You’re babysitting or you’re a parent and you’ve got a misbehaving child or children on your hands. What’s the best method to handle the situation; guidance or discipline? Sometimes students have a difficult time knowing the best way to handle a misbehaving child. So, this game was created by Laura Vaske of Linn-Mar HIgh School in Marion, Iowa because she wanted her students to be able to think about when to apply certain techniques in misbehaving situations. She also wanted them to think about more than just HOW to implement the technique and more about WHEN to implement a technique. So, check out her game and give it a try the next time you’re teaching about guidance and discipline!
Students research famous fashion designers and showcase their major designs in this interactive assignment. Students pay tribute to their fashion designer by creating new, original pieces inspired by the works of their designer. Students then present and share their designer with the rest of the class. Any part of this project can be used for instant bulletin board displays or hang the sketches and see if students can “name the designer” based on the drawings.
When teaching about environmental birth defects, I like to address a 100% preventable, but 100% irreversible birth defect known as fetal alcohol spectrum disorder (FASD). Students learn about FASD by participating in a variety of interactive activities.
Ever notice how many different types of peppers are available in the grocery store? Not only are they vibrant to look at but they also contain different levels of spiciness or pungency depending on the variety. I wanted to expose my students to the characteristics of these unique vegetables giving them an opportunity to learn more about the various species of peppers or chiles, ways to cook with them and challenge themselves to see how the heat level changed the taste of a product as well as how much heat they could take.
Sometimes a teacher needs a variety of lessons and activities to choose from relating to the topics taught in the curriculum for different reasons. Sometimes, it’s because you just want to freshen up your plans or because the amount of time you have to teach something changes. Sometimes, it’s because new resources become available that you “just have to implement”. Sometimes, it’s because you need variety due to the personalities and dynamics of a class. Regardless of the reason, I thought I would share a new little project that I created and did with my Child Development students based on the child abuse topic: shaken baby syndrome.
Whenever I have my students learn about birth defects, I always think that there ought to be a way to actually work with and apply this information in a way other than a test. So, imagine my excitement when Linsey Haywood of Snohomish High School, Washington shared the below Birth Defect Scenarios that she created for her child development class and graciously gave me permission to share them with you to use with your students when teaching about birth defects. What creative ways do you use to teach or reinforce birth defects? Share in the comment section below.
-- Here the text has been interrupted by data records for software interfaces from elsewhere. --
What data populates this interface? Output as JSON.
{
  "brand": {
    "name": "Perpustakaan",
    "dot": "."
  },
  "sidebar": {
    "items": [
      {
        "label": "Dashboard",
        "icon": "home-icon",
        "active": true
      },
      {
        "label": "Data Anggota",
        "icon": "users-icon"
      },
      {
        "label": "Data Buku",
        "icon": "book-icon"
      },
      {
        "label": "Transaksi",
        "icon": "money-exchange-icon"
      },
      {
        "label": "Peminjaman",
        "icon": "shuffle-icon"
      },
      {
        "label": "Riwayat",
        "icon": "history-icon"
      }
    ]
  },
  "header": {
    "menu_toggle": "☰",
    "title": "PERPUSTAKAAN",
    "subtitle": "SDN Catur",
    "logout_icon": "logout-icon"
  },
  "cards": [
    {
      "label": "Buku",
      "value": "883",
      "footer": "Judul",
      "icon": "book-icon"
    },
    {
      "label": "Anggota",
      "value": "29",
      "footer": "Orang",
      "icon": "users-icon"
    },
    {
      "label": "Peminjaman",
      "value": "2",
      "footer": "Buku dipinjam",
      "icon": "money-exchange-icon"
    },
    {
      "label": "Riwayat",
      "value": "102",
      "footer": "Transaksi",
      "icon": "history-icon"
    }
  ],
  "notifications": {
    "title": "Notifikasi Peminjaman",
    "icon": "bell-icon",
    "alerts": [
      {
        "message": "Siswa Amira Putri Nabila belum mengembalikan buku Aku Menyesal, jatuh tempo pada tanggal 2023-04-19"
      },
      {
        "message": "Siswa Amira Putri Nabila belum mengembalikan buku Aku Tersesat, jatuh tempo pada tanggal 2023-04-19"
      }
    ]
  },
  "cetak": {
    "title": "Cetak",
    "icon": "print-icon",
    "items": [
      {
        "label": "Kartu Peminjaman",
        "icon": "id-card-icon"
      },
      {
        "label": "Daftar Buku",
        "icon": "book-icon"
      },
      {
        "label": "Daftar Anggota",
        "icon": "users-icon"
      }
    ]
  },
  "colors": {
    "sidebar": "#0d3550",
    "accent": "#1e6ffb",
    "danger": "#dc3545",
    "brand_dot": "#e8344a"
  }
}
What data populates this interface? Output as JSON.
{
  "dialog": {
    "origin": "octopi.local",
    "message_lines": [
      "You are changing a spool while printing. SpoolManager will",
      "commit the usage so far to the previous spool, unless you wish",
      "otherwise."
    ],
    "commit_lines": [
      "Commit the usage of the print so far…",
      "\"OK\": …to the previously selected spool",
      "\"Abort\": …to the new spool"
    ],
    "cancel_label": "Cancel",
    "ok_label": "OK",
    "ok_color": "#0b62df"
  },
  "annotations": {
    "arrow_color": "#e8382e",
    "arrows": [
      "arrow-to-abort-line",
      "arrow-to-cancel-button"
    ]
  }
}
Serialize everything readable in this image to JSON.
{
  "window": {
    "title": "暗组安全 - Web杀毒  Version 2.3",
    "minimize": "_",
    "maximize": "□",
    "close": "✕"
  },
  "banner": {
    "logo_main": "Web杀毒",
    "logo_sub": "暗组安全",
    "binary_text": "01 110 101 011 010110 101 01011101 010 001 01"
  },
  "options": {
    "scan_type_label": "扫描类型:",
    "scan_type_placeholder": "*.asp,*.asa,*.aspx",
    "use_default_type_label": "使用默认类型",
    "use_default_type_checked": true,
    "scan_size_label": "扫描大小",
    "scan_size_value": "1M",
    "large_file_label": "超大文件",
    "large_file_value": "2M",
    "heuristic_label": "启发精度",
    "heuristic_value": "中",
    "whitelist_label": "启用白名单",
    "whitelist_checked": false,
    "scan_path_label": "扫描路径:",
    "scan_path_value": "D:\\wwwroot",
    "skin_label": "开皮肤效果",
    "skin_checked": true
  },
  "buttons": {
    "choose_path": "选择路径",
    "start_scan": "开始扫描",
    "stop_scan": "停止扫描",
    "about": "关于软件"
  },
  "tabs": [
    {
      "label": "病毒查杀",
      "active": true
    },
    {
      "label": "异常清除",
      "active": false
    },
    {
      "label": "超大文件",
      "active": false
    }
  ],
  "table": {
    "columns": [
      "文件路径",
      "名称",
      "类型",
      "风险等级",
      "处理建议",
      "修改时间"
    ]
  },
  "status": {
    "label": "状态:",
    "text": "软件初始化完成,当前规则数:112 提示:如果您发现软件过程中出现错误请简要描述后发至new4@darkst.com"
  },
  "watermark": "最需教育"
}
I’ve always viewed sodium as a “Catch 22” flavoring agent! It’s one of those minerals your body needs to function correctly, but if under or over consumed, serious health issues can result. So, when I teach this information to my students I try to get them to understand why it’s good, why it’s bad, where we find it and how to reduce it. Of course it’s always fun to follow it up with a low sodium lab and/or a unit on herbs and spices, teaching them how to prepare foods that taste good, with or without the “Catch 22” flavoring agent. So, encourage your students to put on their detective cap and investigate the amount of sodium in the foods they are consuming!